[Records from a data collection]
▬▬▬

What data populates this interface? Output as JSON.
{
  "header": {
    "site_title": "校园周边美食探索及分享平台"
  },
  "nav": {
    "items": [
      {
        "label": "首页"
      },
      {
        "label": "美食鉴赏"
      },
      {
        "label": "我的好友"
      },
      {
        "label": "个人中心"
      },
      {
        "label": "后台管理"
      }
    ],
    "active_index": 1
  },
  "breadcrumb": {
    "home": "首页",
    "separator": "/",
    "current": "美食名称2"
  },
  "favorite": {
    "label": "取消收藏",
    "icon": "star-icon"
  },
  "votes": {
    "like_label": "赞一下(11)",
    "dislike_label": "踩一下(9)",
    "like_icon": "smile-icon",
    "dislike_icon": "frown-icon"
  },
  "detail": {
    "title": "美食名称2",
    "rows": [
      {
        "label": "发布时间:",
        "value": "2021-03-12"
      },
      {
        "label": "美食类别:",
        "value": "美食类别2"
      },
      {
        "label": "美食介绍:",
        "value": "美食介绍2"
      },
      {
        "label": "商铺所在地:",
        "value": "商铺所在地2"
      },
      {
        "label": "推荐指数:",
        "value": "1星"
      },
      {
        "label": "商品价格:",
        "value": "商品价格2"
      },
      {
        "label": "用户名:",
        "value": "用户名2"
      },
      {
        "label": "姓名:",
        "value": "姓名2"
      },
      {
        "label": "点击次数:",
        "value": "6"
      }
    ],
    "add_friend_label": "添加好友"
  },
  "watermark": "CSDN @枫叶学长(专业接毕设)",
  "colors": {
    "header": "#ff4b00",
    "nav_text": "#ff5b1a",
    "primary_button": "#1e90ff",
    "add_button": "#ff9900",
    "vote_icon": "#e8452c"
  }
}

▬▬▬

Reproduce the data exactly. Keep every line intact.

- **Result of the task**:
What data populates this interface? Output as JSON.
{
  "header": {
    "site_title": "校园周边美食探索及分享平台"
  },
  "nav": {
    "items": [
      {
        "label": "首页"
      },
      {
        "label": "美食鉴赏"
      },
      {
        "label": "我的好友"
      },
      {
        "label": "个人中心"
      },
      {
        "label": "后台管理"
      }
    ],
    "active_index": 1
  },
  "breadcrumb": {
    "home": "首页",
    "separator": "/",
    "current": "美食名称2"
  },
  "favorite": {
    "label": "取消收藏",
    "icon": "star-icon"
  },
  "votes": {
    "like_label": "赞一下(11)",
    "dislike_label": "踩一下(9)",
    "like_icon": "smile-icon",
    "dislike_icon": "frown-icon"
  },
  "detail": {
    "title": "美食名称2",
    "rows": [
      {
        "label": "发布时间:",
        "value": "2021-03-12"
      },
      {
        "label": "美食类别:",
        "value": "美食类别2"
      },
      {
        "label": "美食介绍:",
        "value": "美食介绍2"
      },
      {
        "label": "商铺所在地:",
        "value": "商铺所在地2"
      },
      {
        "label": "推荐指数:",
        "value": "1星"
      },
      {
        "label": "商品价格:",
        "value": "商品价格2"
      },
      {
        "label": "用户名:",
        "value": "用户名2"
      },
      {
        "label": "姓名:",
        "value": "姓名2"
      },
      {
        "label": "点击次数:",
        "value": "6"
      }
    ],
    "add_friend_label": "添加好友"
  },
  "watermark": "CSDN @枫叶学长(专业接毕设)",
  "colors": {
    "header": "#ff4b00",
    "nav_text": "#ff5b1a",
    "primary_button": "#1e90ff",
    "add_button": "#ff9900",
    "vote_icon": "#e8452c"
  }
}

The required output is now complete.